THE PROBLEM: Go through the listing beneath this task and return every line that carries the string "days".

________

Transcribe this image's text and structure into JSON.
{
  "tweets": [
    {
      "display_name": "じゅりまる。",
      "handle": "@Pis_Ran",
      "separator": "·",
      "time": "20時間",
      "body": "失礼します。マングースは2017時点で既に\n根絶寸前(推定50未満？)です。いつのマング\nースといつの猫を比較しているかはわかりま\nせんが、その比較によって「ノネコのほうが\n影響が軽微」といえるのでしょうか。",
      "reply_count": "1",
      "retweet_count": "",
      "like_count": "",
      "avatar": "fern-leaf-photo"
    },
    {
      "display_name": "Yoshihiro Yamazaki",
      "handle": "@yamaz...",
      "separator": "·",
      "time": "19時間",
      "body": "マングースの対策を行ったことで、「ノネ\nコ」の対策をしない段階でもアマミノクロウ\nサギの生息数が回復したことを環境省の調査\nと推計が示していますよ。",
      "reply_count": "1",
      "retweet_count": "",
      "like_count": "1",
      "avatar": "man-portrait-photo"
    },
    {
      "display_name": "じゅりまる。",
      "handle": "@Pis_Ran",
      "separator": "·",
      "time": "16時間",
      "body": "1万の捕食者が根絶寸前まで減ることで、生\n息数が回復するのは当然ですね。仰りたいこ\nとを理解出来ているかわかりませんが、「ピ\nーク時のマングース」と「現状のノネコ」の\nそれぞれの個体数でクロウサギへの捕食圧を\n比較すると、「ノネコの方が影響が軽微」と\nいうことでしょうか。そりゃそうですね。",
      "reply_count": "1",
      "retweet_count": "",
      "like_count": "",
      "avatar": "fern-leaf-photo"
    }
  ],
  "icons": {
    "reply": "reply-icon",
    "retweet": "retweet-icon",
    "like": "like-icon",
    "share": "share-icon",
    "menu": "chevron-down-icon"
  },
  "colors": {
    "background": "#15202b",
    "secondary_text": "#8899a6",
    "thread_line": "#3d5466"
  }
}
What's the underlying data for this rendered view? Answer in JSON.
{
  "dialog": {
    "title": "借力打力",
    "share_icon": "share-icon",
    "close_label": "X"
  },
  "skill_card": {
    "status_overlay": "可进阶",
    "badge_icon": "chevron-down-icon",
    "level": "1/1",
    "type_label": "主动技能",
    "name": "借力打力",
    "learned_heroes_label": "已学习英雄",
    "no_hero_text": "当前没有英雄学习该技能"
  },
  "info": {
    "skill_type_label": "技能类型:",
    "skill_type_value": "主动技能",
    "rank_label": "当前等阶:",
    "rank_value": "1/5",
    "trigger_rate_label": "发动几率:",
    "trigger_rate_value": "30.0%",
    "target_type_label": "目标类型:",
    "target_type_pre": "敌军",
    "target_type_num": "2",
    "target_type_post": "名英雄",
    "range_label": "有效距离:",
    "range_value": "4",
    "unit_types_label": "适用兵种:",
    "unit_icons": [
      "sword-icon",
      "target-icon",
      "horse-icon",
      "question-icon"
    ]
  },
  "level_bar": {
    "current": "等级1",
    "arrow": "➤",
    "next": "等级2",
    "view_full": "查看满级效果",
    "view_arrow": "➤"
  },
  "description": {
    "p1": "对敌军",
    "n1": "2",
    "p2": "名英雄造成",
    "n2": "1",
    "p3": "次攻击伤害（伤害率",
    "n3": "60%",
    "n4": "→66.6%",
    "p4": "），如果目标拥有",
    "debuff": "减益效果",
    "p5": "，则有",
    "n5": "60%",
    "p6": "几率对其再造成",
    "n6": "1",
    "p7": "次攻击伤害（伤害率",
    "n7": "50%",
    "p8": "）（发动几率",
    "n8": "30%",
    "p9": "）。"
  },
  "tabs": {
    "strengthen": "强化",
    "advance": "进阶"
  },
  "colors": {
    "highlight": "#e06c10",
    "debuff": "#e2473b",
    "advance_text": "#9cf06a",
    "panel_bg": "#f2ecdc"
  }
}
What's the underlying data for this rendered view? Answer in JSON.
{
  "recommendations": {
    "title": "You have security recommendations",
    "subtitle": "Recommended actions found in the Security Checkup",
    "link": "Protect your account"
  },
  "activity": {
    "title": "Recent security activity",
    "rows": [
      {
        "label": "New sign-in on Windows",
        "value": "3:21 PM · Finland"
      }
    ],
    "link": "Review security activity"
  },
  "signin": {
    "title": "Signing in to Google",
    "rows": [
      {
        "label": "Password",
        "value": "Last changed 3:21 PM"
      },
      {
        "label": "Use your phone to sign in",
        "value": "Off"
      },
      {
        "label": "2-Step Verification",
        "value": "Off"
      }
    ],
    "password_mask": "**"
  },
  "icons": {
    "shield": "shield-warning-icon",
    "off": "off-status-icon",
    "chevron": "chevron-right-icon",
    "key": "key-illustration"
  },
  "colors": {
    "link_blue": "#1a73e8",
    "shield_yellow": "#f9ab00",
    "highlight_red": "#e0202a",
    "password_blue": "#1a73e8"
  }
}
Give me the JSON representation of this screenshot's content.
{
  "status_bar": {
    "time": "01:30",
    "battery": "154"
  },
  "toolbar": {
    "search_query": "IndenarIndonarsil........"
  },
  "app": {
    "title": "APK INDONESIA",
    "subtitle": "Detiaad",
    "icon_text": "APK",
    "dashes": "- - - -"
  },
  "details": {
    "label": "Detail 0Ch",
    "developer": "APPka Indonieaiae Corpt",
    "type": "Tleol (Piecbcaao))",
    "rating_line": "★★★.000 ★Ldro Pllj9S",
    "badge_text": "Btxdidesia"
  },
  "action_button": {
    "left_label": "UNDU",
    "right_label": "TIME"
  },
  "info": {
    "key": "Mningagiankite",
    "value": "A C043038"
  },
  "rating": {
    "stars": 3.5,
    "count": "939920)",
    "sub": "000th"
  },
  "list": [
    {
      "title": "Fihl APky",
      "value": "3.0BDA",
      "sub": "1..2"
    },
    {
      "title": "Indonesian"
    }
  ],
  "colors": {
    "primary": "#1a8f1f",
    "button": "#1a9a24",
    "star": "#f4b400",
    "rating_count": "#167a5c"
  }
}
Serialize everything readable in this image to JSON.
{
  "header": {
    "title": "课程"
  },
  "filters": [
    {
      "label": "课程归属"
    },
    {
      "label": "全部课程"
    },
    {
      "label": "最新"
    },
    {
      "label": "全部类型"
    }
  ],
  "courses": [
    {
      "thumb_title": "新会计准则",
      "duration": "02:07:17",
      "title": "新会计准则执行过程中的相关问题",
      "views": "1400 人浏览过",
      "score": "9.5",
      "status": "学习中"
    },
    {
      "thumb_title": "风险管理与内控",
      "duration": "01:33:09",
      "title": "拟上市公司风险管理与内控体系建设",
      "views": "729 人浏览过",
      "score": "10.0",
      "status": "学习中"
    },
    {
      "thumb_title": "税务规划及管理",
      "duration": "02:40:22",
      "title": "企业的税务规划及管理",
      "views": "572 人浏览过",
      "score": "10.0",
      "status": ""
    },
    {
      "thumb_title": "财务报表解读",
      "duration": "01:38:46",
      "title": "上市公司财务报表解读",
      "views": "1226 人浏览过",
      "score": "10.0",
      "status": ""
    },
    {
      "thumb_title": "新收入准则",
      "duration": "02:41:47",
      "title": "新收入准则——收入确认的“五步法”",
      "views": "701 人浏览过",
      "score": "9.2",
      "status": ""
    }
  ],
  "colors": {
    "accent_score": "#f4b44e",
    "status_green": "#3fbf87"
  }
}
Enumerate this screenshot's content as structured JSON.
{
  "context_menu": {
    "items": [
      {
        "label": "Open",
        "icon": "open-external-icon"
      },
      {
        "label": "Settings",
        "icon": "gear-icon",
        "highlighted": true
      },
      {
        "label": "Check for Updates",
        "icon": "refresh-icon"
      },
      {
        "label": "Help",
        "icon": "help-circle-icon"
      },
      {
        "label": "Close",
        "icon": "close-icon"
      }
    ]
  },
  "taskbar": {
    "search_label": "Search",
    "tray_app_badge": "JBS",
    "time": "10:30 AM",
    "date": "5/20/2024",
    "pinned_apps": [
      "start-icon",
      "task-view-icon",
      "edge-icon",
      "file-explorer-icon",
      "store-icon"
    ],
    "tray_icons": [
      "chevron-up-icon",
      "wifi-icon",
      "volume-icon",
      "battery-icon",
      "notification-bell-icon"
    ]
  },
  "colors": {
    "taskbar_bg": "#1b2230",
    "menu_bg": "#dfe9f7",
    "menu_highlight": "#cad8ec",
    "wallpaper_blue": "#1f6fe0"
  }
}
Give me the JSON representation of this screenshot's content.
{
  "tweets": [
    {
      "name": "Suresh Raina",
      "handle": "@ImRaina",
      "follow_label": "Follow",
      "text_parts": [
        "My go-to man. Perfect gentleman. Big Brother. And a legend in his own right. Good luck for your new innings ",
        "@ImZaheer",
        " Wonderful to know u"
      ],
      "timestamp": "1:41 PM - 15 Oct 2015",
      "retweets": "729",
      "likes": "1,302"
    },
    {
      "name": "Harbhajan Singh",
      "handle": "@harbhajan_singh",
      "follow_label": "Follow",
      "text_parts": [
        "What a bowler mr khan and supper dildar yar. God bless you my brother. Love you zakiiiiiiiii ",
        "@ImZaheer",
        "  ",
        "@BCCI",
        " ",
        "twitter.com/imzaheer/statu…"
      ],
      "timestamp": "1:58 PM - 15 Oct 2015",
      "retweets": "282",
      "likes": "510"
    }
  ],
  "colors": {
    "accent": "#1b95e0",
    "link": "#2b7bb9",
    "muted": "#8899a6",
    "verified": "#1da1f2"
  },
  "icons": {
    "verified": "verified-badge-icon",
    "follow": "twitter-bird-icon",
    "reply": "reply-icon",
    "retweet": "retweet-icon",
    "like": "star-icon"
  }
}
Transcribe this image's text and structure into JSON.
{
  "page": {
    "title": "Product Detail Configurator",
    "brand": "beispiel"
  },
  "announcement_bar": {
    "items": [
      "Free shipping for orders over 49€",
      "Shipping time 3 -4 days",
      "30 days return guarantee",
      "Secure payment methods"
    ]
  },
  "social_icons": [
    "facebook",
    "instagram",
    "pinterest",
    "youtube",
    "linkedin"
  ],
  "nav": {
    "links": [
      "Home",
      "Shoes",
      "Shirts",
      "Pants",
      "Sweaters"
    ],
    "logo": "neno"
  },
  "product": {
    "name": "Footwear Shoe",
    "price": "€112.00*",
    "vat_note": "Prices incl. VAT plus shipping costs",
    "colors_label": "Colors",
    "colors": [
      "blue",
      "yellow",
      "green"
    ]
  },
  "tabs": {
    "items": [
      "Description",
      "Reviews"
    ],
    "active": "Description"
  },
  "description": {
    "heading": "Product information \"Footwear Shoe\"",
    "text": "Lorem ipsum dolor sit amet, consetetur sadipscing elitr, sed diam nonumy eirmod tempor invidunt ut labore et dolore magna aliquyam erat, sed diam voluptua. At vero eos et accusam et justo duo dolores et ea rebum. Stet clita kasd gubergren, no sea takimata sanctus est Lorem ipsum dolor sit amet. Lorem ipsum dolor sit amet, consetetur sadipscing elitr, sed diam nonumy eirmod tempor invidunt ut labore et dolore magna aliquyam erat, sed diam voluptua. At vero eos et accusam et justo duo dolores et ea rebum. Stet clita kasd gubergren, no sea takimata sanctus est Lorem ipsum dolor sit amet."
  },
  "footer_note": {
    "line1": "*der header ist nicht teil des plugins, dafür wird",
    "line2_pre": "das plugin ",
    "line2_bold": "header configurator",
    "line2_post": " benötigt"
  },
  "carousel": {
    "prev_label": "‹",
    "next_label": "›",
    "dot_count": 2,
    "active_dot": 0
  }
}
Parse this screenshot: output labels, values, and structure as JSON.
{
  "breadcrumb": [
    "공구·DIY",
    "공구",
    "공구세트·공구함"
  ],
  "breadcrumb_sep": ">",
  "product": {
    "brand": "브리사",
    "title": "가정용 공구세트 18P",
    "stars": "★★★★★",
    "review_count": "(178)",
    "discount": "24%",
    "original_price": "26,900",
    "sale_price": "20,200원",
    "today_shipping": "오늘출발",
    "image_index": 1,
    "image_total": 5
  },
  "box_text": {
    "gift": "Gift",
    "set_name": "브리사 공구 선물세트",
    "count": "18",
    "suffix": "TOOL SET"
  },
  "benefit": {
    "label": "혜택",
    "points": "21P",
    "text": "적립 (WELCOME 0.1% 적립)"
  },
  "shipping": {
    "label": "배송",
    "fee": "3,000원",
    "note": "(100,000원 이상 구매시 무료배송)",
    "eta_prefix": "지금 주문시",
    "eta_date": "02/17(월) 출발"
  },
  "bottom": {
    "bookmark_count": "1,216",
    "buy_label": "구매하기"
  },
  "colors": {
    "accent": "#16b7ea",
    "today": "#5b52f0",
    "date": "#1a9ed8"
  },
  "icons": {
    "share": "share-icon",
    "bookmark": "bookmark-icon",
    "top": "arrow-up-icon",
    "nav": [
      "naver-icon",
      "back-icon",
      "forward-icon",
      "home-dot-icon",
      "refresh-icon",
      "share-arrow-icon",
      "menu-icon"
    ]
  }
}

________

TASK ANSWER:
      "Shipping time 3 -4 days",
      "30 days return guarantee",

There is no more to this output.